In 1822, with the poets Percy Bysshe Shelley and Leigh Hunt, he started at Pisa a journal called The Liberal, but Shelley's death that year and a quarrel with Hunt put an end to this venture after only three issues had been printed. Don Juan, a mock epic in 16 cantos, encompasses a brilliant satire on contemporary English society. Often regarded as Byron's greatest work, it was completed in 1823. At the the news of the revolt of the Greeks against the Ottoman Empire Byron, disregarding his weakened physical condition, in July 1823 joned the Greek insurgents at Mesolongion. he not only recruited a regiment for the cause of Greek independence but contributed large sums of money to it. The Greeks made him commander in chief of their forces in January 1824. The poet died a Mesolongion three months later.

In the history of the English Romantics, Byron has a peculiar place. However, from the English point of view, he is hardly a Romantic at all, but a survival from the 18th century and an enemy of much that the true Romantics thought mostly. Yet, the German writer Goethe regarded him as "the greatest genius of the century" saying: "He is not antique and not modern; he is like the present day". On the other hand the Italian politician and journalist  Mazzini said: "He gave a European role to English poetry; he led the genius of England on a pilgrimage through Europe." So, Byron put into poetry something that belonged to many men in his time, and that he was a pioneer of a new out look and a new art. He set his mark on a whole generation, and his fame rang from one end of Europe to another. 

Nevertheless, Wordsworth not only thought Byron's style very slovenly, but regarded him as "a monster ... a man of genius whose heart is perverted." Though Coleridge didn't scruple to enlist Byron's support in getting his plays acted, he had no high opinion of his work and thought his later poetry "Satanic". Even Keats dismissed Don Juan as "Lord Byron's last flash poem" . Blake was less violent and seems to have felt some tenderness for Byron because he was a rebel and an outcast. Yet, he too felt that something was wrong with Byron and that he was an erring. In return, Byron felt no regard for the poets who criticized him. He thought Wordsworth a bore, and says so more than once in Don Juan. Apart from "Christabel," he had a low opinion of Coleridge's work, and thought the man himself "A shabby fellow."  
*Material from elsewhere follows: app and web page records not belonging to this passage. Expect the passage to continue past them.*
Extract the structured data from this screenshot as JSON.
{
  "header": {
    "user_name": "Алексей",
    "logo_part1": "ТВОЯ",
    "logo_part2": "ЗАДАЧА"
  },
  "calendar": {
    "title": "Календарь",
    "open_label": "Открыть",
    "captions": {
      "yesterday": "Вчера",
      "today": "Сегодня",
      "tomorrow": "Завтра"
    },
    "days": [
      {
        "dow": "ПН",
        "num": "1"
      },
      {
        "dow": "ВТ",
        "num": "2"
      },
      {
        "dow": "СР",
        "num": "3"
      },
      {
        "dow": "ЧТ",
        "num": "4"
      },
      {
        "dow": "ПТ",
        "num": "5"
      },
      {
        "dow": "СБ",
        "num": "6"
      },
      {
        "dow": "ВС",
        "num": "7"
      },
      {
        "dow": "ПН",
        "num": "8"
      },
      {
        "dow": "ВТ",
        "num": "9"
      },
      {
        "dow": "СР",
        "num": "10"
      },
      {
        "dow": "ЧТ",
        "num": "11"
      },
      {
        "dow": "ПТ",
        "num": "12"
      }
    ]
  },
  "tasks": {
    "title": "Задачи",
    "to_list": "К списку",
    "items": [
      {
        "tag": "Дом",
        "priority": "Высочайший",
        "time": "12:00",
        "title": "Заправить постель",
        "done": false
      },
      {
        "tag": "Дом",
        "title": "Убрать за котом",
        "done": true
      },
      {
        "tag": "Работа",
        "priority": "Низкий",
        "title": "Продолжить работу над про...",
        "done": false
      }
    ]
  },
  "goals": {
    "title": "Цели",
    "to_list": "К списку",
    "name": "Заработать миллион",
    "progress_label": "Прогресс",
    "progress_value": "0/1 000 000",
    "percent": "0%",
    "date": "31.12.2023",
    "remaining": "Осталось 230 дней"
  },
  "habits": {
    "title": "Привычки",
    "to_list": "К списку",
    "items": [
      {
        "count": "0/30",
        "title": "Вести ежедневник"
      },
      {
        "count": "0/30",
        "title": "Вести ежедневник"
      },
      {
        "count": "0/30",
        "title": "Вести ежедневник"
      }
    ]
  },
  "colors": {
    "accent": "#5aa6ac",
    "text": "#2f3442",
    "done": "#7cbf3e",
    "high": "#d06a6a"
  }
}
Byron was an aristocratic rebel when aristocrats were leaders of new movements and new ideas; in him the poet became a man of action because the creative spirit, long discouraged and constricted, found that words alone were not enough for it, and that it must display itself in generous gesture and gallant risk. He rejected the creed of the romantic imagination. In rejecting the imagination he obeyed a deep conviction, and this rejection inspired his best work and won him a special place among the poets of his time. Byron differs from the authentic Romantics not merely in his low estimate of the imagination but in the peculiar quality and power of his wit. Indeed, his wit rises largely from his loss of belief in the imagination. There was something else deep in his nature. His emotions and intelligence were at war, and through wit he found some sort of reconciliation between them. If one side of him was given to wild dreams, another side saw that these couldn't be realized, and he resolved the discord with mockery. Even his emotions were at war with one another, and he would pass by sudden leaps from love to hatred and from admiration to contempt. 
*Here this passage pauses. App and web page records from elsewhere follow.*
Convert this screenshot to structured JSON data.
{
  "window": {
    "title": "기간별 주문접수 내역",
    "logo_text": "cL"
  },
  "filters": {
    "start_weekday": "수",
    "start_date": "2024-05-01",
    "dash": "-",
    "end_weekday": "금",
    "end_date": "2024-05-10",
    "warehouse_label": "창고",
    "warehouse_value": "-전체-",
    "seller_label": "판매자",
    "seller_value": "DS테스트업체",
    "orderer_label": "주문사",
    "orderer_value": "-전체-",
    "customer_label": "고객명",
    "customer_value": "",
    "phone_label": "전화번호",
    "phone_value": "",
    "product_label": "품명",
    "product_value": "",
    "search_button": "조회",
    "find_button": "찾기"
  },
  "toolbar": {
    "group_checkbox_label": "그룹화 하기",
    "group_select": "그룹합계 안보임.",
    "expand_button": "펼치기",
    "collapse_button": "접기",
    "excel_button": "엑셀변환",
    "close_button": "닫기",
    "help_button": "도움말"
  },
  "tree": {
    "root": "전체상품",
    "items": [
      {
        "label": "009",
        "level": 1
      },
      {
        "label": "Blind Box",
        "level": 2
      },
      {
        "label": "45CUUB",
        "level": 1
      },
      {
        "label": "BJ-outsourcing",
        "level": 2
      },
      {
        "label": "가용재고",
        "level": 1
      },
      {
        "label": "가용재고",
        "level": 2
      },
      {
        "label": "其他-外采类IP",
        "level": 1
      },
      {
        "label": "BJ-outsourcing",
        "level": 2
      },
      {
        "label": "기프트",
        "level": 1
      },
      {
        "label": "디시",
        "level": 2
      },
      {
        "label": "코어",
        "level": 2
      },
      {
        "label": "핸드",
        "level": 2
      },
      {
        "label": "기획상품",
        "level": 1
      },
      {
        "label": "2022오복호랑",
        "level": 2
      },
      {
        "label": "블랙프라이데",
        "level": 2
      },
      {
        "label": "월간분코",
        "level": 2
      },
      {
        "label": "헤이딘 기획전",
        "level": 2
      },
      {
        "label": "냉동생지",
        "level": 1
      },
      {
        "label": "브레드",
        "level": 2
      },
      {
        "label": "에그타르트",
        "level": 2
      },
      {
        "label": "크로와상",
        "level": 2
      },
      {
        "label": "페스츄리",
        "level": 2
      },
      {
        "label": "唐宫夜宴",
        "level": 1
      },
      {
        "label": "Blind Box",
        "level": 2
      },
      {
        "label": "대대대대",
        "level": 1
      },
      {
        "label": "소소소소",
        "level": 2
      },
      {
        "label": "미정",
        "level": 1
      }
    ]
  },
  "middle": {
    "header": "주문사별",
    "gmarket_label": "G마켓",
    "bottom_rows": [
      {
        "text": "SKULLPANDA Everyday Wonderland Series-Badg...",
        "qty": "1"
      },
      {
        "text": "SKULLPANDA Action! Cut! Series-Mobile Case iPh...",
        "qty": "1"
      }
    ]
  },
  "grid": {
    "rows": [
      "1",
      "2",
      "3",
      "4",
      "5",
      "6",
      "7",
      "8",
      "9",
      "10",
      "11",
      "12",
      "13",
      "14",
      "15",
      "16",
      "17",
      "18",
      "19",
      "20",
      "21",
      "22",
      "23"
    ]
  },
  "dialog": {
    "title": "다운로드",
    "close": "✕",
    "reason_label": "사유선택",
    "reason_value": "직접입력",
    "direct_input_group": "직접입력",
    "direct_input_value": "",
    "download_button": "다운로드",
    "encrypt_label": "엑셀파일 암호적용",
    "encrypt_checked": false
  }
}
Much of Byron's earlier poetry is deficient both in art and in truth. However, Don Juan is his masterpiece because into it he put the whole of his real self and nothing of the false self which he had manufactured for his earlier poems. He uses the whole living language as he himself knew it and spoke it. It is wonderful natural and unaffected, and the tone of the words respond with perfect ease to Byron's wayward moods.